Stay informed with our handy news bulletins, which include special announcements regarding the Breakthrough programme's Masterclasses, trade missions and Breakthrough Live events. 

Federation of Small Businesses optimistic about 2015

January 2015
If the FSB is correct in its predictions, 2015 is going to be a successful and productive year for small businesses. Chairman John Allan believes that SMEs are finally beginning to achieve recognition and support as they continue to play a significant role in the UK’s economic uplift. 
With small business exports on the rise, and growth across all sectors, it seems that confidence is high and there is much to look forward to. This is backed up by the fact that the number of small businesses has reached five million for the first time, so more people are being encouraged to set out on their own and launch a business. 
However, despite the general mood of optimism and the predictions of growth and employment opportunities, there are also hurdles to overcome. Many small businesses are still experiencing the potentially devastating impact of late payments, and SME owners are looking to political parties to offer greater support through finance accessibility, apprenticeships, and sustainable growth. With the election looming, SME owners will be closely scrutinising the manifestos of all political parties. 

8,000 companies supported by Regional Growth Fund

January 2015
The Department for Business, Innovation & Skills has released figures for the total number of companies that have so far been supported by the Regional Growth Fund (RGF). The RGF was established in 2010 to support the growth of local businesses across England in order to promote regional growth and create jobs.
The Deputy Prime Minister has confirmed the breakdown of all the projects and programmes that are currently underway in regions across England – these include 94 in the North East, 73 in the North West, 28 in the South East and London, and 61 in the West Midlands. The Fund has supported businesses across all sectors and has been specifically targeting SMEs that have the greatest local potential. 

Social media a necessity for savvy SMEs

January 2015
New research by the Universities of Surrey and Greenwich Business Schools reveals that SMEs should focus more on social networking to drive their businesses forwards. 
Over 1,000 business leaders were surveyed and, despite almost 90% of respondents actively engaging with social media, over one-third didn’t believe in its effectiveness.
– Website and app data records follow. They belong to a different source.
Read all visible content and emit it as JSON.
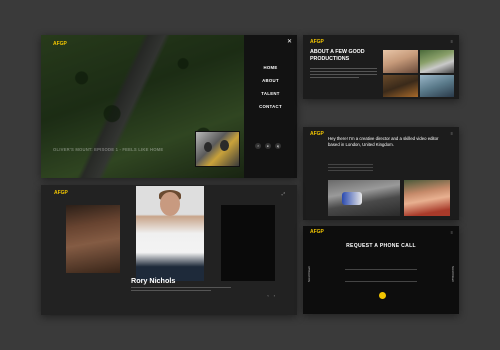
{
  "brand": {
    "logo_mark": "AFGP",
    "accent": "#f2c500"
  },
  "panel_home": {
    "episode_title": "OLIVER'S MOUNT: EPISODE 1 - FEELS LIKE HOME",
    "menu": [
      "HOME",
      "ABOUT",
      "TALENT",
      "CONTACT"
    ],
    "close_icon": "close-icon",
    "socials": [
      "f",
      "in",
      "ig"
    ]
  },
  "panel_about": {
    "heading": "ABOUT A FEW GOOD PRODUCTIONS"
  },
  "panel_bio": {
    "bio": "Hey there! I'm a creative director and a skilled video editor based in London, United Kingdom."
  },
  "panel_talent": {
    "name": "Rory Nichols"
  },
  "panel_contact": {
    "heading": "REQUEST A PHONE CALL",
    "side_left": "Scroll Down",
    "side_right": "Scroll Down"
  }
}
This is despite the fact that many SMEs rely on these channels for marketing and customer awareness of their brands. 
Respondents claimed that face-to-face networking is their preferred method of engagement, with about two-thirds of SMEs attending between one and six hours of meetings each week. This obviously varies greatly between businesses that are locally focused, and those with a predominantly international presence – who will devote more time to social media activity. 
Many SMEs feel that social media is a necessity but that there is no substitute for face-to-face networking. There is a definite requirement to integrate social media into the bigger networking picture in order to maximise its potential.  

Are UK SMEs ready for shared parental leave legislation?
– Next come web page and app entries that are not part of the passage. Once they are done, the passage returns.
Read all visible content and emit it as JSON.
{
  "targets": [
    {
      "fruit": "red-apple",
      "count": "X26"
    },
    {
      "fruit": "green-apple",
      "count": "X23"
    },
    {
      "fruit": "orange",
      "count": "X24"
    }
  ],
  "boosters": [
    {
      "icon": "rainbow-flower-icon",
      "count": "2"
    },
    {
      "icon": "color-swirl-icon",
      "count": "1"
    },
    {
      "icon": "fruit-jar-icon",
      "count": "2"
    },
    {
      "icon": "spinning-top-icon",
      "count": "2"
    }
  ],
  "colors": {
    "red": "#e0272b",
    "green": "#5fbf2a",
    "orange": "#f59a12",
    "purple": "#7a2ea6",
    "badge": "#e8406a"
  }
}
December 2014
As the UK gets to grips with its new parental leave legislation, SMEs will be cautiously waiting to see how the rules impact upon their businesses. 
The new ruling entitles parents to share the 50-week leave period, and there is a lot more flexibility, as employees are able to take leave in up to three separate blocks provided they give their employer eight weeks’ notice. 
The move has been welcomed in terms of giving parents greater options with regard to child rearing and returning to work. But many SMEs are worried about the implications of extended leave, particularly as fathers are now entitled to the same leave as mothers. 
On the flipside, any underlying reticence about employing women of childbearing age will be turned on its head, as employers will now need to be prepared for the possibility of male employees also taking extended leave following the birth of their baby. 

Small business owners taking time out to train staff
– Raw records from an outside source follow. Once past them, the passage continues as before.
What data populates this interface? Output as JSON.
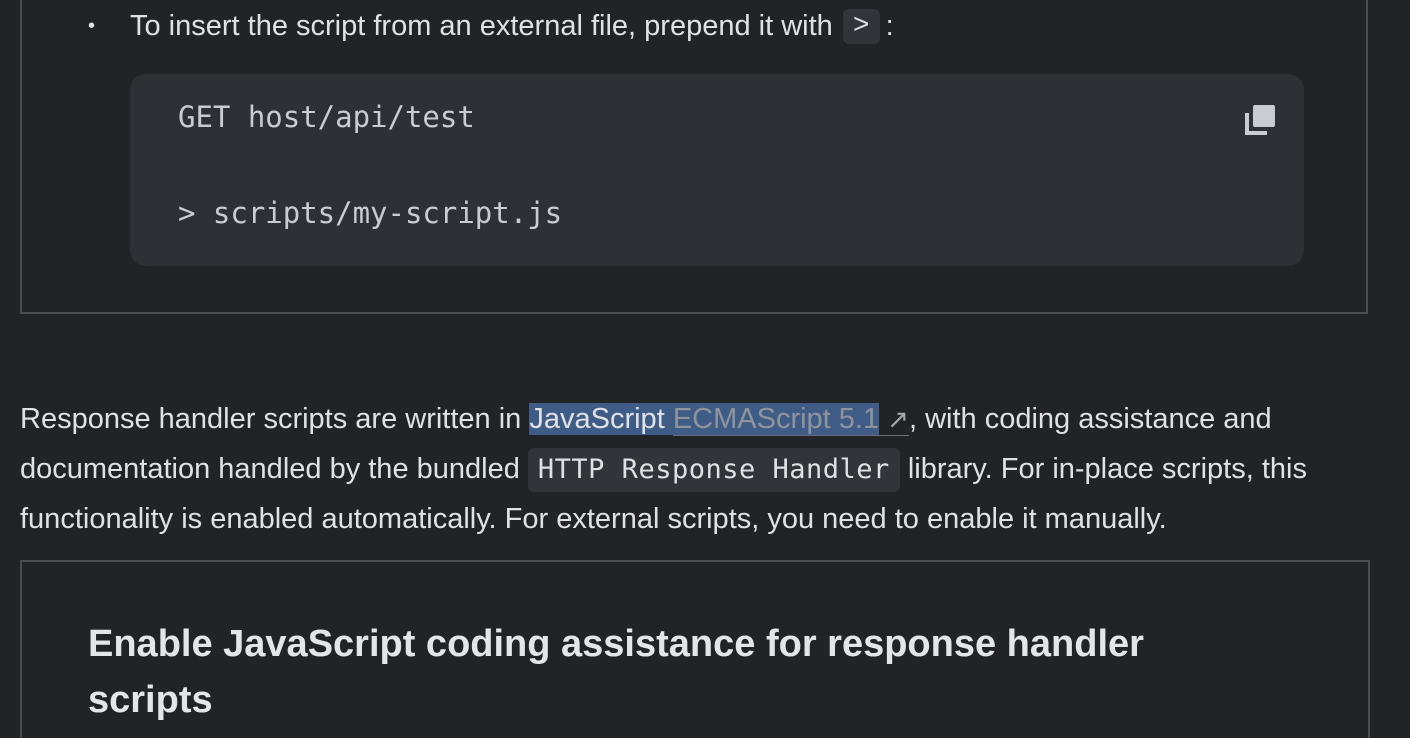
{
  "bullet": {
    "text_before": "To insert the script from an external file, prepend it with",
    "code": ">",
    "text_after": ":"
  },
  "code_block": {
    "lines": [
      "GET host/api/test",
      "> scripts/my-script.js"
    ]
  },
  "paragraph": {
    "text_1": "Response handler scripts are written in ",
    "selected_word": "JavaScript",
    "link_text": "ECMAScript 5.1",
    "link_arrow": "↗",
    "text_2": ", with coding assistance and documentation handled by the bundled ",
    "code": "HTTP Response Handler",
    "text_3": " library. For in-place scripts, this functionality is enabled automatically. For external scripts, you need to enable it manually."
  },
  "section": {
    "heading": "Enable JavaScript coding assistance for response handler scripts"
  },
  "colors": {
    "background": "#222326",
    "selection": "#3f5c86",
    "code_background": "#2e3035"
  }
}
December 2014
SME owners are spending an average of 100 hours a year recruiting and training new staff and helping to develop the skills of existing staff, according to a report from Everline. However, the time spent varies greatly between younger and older business owners, with those aged 16-34 dedicating more hours to staff training. SME owners in this age bracket spend an average of 26 hours per month on these tasks, while those in the over-55 age bracket spend around seven hours. 
With almost one-quarter of SMEs surveyed having current vacancies, it’s perhaps a shrewd move to dedicate time to recruiting the right staff. However, the time spent on recruiting and training costs young business owners £7,540 in lost output, according to the report.